- For some, ginkgo biloba can aid in the improvement of brain circulation and memory.
- Get plenty of antioxidants, which act as key catalysts in the production of neurotransmitters in the brain.
- Ensure you get enough Omega 3 fatty acids, either through food or supplementation.
- Avoid big breakfasts that are heavy in carbs and/or sugar. Save the carbs for your dinner or nighttime snack as carbs can actually have a positive impact on your sleep.
3. Buy into meditation
Beyond causing anxiety and feelings of restlessness, stress (and the underlying hormone that causes it, cortisol) can kill brain cells and result in memory loss. Research suggests that meditation assists in lowering stress, improving cerebral blood flow and even heightening concentration and focus. There is no “right” form of meditation. Much like finding the diet that works best for your body, figuring out the form of medidation that provides the greatest level of benefit to the individual requires some degree of trial and error. That being said, meaningful benefits can be accrued in as little as ten minutes a day. While we all lead incredibly busy lives, there are few among us who can honestly say we can’t spare ten minutes each day for something as important as our mental health.

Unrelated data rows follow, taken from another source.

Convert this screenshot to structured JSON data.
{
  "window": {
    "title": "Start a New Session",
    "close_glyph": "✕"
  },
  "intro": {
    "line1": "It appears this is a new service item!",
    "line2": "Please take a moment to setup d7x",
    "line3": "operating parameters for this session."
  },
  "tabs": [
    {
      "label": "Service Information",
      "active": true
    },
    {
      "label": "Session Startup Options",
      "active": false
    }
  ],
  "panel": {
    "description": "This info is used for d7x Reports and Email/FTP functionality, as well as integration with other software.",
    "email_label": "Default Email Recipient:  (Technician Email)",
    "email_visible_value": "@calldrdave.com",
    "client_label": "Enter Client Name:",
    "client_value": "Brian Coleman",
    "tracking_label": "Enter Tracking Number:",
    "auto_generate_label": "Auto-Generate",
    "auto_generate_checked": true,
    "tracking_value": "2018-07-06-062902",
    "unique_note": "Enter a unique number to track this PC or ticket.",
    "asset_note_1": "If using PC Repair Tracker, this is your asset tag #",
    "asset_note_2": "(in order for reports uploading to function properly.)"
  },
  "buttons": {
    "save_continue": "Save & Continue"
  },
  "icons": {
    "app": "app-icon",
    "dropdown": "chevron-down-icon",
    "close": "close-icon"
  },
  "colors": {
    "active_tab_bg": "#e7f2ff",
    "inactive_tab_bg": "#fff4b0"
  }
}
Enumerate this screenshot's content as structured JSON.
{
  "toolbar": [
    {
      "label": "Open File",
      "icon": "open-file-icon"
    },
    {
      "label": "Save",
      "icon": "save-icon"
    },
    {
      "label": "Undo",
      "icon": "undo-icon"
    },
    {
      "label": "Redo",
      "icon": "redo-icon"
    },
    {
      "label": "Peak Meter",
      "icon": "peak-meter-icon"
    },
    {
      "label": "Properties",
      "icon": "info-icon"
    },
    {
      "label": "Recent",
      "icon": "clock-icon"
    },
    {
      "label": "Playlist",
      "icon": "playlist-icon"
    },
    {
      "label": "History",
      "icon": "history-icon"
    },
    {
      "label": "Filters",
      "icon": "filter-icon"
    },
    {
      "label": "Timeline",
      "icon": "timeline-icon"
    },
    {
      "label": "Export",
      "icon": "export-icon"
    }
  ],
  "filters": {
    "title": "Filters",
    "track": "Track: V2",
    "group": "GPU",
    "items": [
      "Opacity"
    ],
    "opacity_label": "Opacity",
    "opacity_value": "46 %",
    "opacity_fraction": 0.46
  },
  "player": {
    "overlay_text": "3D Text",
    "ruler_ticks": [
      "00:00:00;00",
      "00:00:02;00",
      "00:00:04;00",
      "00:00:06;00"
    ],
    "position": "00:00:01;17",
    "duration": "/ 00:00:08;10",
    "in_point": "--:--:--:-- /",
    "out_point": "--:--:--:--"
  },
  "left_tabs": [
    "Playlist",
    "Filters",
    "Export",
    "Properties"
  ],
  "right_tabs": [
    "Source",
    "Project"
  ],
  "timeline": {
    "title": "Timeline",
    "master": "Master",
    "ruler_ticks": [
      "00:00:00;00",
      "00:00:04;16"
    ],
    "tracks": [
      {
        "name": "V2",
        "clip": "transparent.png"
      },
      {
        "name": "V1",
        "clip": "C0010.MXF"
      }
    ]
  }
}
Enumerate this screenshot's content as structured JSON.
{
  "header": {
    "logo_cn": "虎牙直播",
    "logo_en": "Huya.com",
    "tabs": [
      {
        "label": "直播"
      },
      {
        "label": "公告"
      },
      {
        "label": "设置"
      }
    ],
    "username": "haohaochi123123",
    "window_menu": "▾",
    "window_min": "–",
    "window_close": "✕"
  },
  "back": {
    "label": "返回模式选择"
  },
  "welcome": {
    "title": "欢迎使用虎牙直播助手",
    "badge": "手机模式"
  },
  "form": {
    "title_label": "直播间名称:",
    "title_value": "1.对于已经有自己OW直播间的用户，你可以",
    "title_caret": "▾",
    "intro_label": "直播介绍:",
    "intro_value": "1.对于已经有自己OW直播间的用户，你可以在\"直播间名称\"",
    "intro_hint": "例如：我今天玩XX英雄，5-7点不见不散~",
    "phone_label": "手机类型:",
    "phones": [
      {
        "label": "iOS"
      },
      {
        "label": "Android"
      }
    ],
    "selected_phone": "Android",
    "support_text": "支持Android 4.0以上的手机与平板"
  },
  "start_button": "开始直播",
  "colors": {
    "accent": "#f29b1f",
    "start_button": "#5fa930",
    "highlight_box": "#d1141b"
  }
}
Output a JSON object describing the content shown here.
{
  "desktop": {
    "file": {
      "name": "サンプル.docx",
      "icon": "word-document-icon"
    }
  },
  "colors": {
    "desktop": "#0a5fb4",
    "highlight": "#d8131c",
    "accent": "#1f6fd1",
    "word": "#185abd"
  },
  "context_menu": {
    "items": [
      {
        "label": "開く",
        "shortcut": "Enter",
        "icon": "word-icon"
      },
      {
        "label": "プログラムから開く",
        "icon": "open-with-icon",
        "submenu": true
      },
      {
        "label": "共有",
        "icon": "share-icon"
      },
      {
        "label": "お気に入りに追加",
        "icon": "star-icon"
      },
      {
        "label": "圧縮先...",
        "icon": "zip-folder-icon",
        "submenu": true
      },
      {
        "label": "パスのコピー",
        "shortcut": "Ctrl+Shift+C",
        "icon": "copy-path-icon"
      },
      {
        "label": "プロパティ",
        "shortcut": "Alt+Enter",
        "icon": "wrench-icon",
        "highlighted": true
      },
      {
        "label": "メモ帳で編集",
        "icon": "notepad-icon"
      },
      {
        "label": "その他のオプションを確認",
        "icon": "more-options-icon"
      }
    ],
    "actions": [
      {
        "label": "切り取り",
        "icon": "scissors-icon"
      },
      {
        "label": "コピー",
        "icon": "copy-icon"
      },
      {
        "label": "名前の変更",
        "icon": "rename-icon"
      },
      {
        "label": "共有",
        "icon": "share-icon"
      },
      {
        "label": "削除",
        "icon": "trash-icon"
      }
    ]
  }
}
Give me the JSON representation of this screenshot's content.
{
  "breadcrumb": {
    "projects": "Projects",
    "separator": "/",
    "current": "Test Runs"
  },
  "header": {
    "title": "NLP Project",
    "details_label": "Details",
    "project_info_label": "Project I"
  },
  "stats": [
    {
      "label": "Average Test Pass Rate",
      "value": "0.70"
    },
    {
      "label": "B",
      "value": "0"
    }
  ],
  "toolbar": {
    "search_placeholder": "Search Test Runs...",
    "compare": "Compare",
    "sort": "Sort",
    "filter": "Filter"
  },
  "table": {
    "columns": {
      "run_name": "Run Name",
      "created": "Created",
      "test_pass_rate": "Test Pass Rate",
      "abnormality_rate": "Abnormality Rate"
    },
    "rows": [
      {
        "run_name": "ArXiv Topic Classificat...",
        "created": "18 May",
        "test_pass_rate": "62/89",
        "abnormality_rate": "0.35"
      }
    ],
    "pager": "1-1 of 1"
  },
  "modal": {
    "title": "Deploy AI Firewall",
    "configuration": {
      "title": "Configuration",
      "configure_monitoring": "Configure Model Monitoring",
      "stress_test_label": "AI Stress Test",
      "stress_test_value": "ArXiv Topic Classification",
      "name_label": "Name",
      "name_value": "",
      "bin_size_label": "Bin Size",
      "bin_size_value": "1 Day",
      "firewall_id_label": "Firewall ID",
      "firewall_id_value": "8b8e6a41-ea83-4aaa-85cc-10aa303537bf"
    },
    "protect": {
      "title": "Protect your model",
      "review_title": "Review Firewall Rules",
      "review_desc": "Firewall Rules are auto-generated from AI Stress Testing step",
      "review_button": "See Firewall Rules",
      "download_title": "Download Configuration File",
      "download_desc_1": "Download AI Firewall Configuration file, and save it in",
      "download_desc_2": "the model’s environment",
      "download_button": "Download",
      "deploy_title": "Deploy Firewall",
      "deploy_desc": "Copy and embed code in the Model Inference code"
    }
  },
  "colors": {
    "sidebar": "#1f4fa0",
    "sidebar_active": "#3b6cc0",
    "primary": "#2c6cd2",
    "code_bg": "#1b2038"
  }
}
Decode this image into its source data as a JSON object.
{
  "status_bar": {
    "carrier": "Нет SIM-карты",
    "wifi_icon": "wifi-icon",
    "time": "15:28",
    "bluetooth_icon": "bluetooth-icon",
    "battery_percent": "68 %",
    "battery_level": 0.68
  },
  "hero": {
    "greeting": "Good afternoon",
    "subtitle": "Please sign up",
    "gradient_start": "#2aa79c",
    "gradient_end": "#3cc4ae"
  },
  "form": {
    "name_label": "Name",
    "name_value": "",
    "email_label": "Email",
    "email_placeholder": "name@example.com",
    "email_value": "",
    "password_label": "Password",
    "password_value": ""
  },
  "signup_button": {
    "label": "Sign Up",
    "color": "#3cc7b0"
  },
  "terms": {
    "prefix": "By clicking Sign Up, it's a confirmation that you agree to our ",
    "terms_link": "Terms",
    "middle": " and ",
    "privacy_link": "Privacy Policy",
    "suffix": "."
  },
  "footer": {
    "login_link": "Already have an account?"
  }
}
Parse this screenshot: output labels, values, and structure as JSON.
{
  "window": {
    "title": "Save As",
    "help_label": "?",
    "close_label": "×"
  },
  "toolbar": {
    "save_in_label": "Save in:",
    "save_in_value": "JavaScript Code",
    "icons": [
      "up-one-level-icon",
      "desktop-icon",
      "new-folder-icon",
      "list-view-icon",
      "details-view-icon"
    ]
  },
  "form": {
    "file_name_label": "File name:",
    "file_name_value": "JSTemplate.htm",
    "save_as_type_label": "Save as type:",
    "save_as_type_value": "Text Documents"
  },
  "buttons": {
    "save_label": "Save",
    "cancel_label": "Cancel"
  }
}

4. The AM is for Exercise
Regular aerobic exercise helps produce new cells within the brain as well as increases the brain’s volume. These areas of the brain are most commonly involved with planning and working memory. Simply put, exercising can have a direct impact on sharpening your mental acuity. Exercise is best done in the morning because that is when cortisol is at its highest level. Cortisol has an inverse relationship with melatonin, a key ingredient for the restful state associated with priming the body for sleep. Therefore, evening exercise can inhibit the kind of deep, restful sleep that is so important for optimal brain function.
5. Sleep holds it all together
While there are many parts of our lives that can be “hacked”, one area where there is almost unanimous agreement that you cannot, is sleep. Simply put, if you’re genetically predisposed to function optimally on eight hours of sleep you will never be able to train yourself to function optimally on an amount materially less than that. Since sleep deprivation is cumulative, even a handful of nights at something less than we are programmed to function on can have a negative consequence for weeks thereafter. While we can undertake certain measures to improve our sleep quality (which in turn can somewhat reduce the aggregate amount of sleep necessary), keep in mind that these are marginal changes. What’s the key takeaway? If you’re tired, sleep. Sleep is necessary for our nervous systems to work as it provides the necessary rest during which our body grows and repairs itself.
To learn more about the customized nutritional solutions that WellPath provides and how they can aid mental focus and emotional wellness, click here.